Thanks to a Global School Partnership grant from the Department for International Development, Year 9 students at Nova Hreod are having the history of apartheid brought to life for them in a most extraordinary way, through the increasingly strong links with Harold Cressy School in Cape Town, South Africa.
Nova community coordinator Tom Wilkes said the contact is now in its fifth year. “Harold Cressy, our partner school is situated right on the edge of District 6, the area of Cape Town that was forcibly reclaimed for whites during the 1960s. Two of the teachers from Harold Cressy, Clinton and Anthony Classon, were young boys at the time of the clearance, so have vivid memories of what happened. This is an extraordinary thing for our students to learn about, right from the people who were there as their homes were destroyed.”
History teacher Satveer Nuar, science teacher Nick Mitchell and computing specialist Dalton Godwin formed the Nova Hreod delegation who travelled to Cape Town in October, and were royally hosted by staff and students from Harold Cressy.
“They even got a tour of Robben Island in the company of a Harold Cressy old boy Sedick Isaacs, who was imprisoned with Nelson Mandela,” said Tom. “We have video footage of an interview with Sedick, conducted by Satveer, which is like gold dust for our history curriculum.”
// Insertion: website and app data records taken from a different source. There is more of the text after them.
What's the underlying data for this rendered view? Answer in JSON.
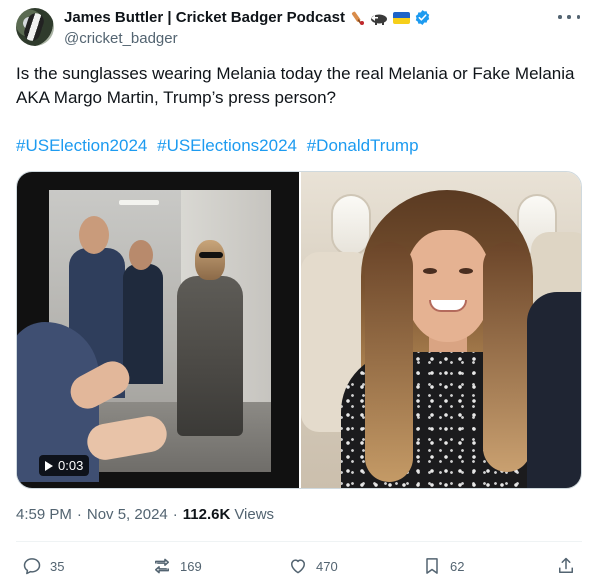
{
  "author": {
    "display_name": "James Buttler | Cricket Badger Podcast",
    "handle": "@cricket_badger",
    "name_emojis": [
      "cricket-bat-icon",
      "badger-icon",
      "ukraine-flag-icon",
      "verified-badge-icon"
    ]
  },
  "tweet": {
    "text": "Is the sunglasses wearing Melania today the real Melania or Fake Melania AKA Margo Martin, Trump’s press person?",
    "hashtags": [
      "#USElection2024",
      "#USElections2024",
      "#DonaldTrump"
    ]
  },
  "media": {
    "video_duration": "0:03"
  },
  "meta": {
    "time": "4:59 PM",
    "date": "Nov 5, 2024",
    "views_count": "112.6K",
    "views_label": "Views"
  },
  "actions": {
    "replies": "35",
    "retweets": "169",
    "likes": "470",
    "bookmarks": "62"
  },
  "colors": {
    "link": "#1d9bf0",
    "secondary_text": "#536471",
    "primary_text": "#0f1419"
  }
}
Scott Thomas is the history teacher leading the focus on apartheid history. “The students are receiving the topic brilliantly well, and it is linking very nicely with the work we’re doing on the Civil Rights Movement. It’s good to have the two perspectives to compare and understand, and the fact we can share materials and work with our partner school means that the learning is much more powerful and effective.”
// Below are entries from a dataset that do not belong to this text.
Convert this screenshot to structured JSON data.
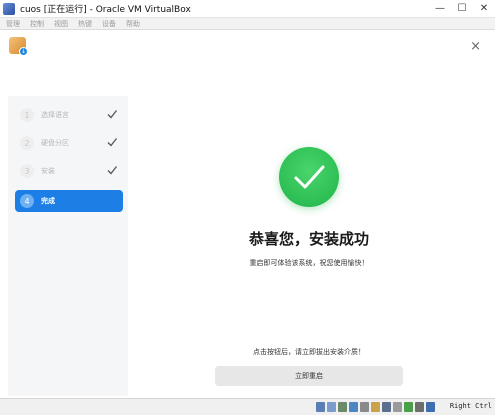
{
  "window": {
    "title": "cuos [正在运行] - Oracle VM VirtualBox",
    "minimize_glyph": "—",
    "maximize_glyph": "☐",
    "close_glyph": "✕"
  },
  "menu": [
    "管理",
    "控制",
    "视图",
    "热键",
    "设备",
    "帮助"
  ],
  "installer": {
    "close_glyph": "×",
    "steps": [
      {
        "number": "1",
        "label": "选择语言",
        "done": true
      },
      {
        "number": "2",
        "label": "硬盘分区",
        "done": true
      },
      {
        "number": "3",
        "label": "安装",
        "done": true
      },
      {
        "number": "4",
        "label": "完成",
        "active": true
      }
    ],
    "success_title": "恭喜您，安装成功",
    "success_message": "重启即可体验该系统，祝您使用愉快！",
    "hint": "点击按钮后，请立即拔出安装介质！",
    "reboot_button": "立即重启"
  },
  "statusbar": {
    "host_key": "Right Ctrl",
    "icons": [
      "hdd-icon",
      "optical-drive-icon",
      "audio-icon",
      "network-icon",
      "usb-icon",
      "shared-folder-icon",
      "display-icon",
      "recording-icon",
      "cpu-icon",
      "mouse-integration-icon",
      "keyboard-icon"
    ]
  },
  "colors": {
    "accent": "#1d7fe6",
    "success": "#2fc356"
  }
}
Dalton worked on the Harold Cressy IT set up to improve communications between the schools.
Next year’s bid for the partnership grant will be based on a science project.
Pictured, from top: Youngsters and staff from Harold Cressy welcome Nova staff at 6am at the airport;
Satveer, Nick and Dalton with Mandela prison compatriot Sedick Isaacs;
The Link being read in the shadow of Table Mountain by Harold Cressy pupils.